Exercise description
Identify each line below containing the string "highlighted" and copy it.

Data extracts
*** Block opens ***
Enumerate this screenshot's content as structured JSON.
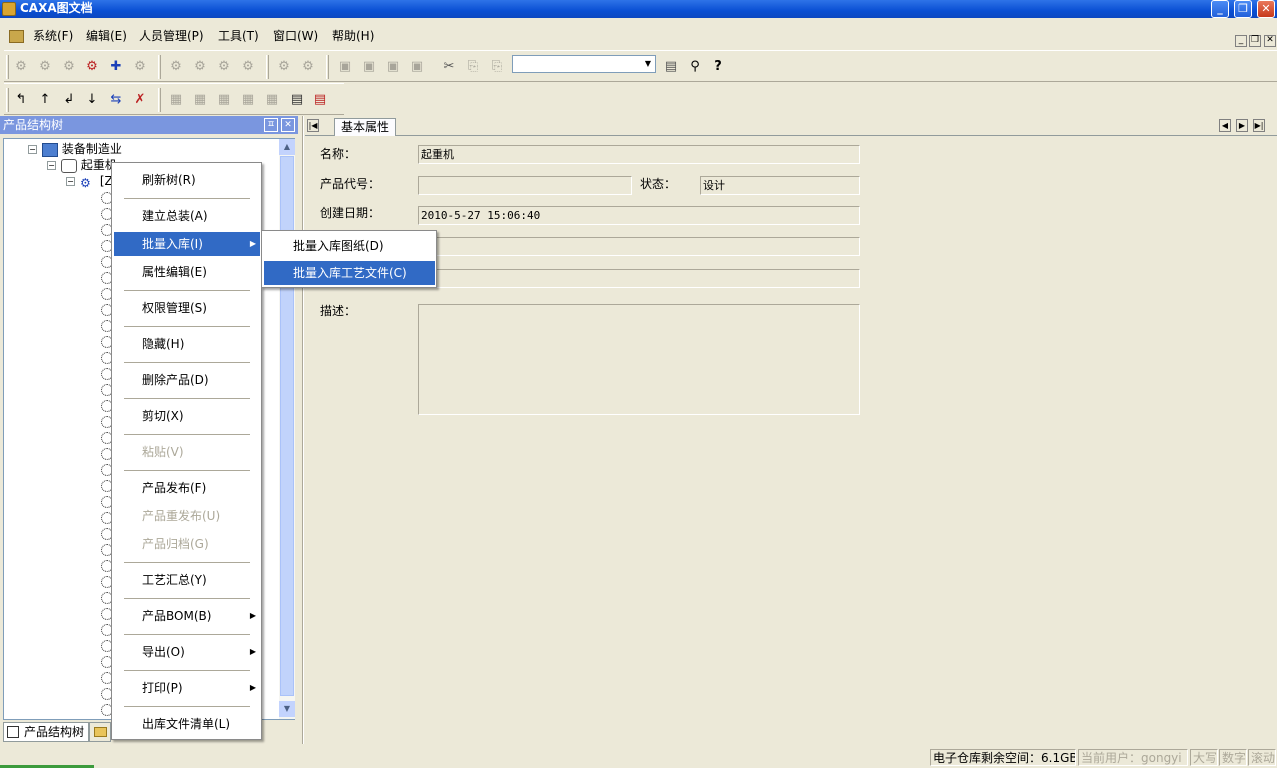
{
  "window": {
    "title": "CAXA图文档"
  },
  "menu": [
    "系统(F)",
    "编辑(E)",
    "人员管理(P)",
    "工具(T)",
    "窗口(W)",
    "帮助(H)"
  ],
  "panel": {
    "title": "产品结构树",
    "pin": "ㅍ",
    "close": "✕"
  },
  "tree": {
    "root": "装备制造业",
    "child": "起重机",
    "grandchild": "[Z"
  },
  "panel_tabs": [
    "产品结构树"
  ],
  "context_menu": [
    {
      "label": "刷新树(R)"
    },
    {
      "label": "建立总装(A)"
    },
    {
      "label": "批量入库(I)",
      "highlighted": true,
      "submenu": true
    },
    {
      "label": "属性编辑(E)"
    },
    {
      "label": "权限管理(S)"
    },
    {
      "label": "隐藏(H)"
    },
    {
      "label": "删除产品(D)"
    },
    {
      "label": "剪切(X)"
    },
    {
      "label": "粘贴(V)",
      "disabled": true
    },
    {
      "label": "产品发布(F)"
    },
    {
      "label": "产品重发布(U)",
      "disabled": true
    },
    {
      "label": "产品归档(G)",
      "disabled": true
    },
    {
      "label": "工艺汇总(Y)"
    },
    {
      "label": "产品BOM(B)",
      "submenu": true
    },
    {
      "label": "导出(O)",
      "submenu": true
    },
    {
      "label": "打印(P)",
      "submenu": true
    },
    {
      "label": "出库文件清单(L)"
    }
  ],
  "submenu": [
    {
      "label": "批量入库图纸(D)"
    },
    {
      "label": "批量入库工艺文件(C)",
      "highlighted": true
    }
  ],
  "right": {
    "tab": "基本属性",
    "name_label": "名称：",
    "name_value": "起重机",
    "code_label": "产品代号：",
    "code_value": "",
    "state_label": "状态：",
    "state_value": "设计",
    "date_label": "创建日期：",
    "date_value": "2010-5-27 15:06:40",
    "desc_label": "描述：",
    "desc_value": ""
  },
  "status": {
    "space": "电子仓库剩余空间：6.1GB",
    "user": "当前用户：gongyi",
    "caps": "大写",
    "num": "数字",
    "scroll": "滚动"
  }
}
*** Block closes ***
Answer for this exercise
      "highlighted": true,
      "highlighted": true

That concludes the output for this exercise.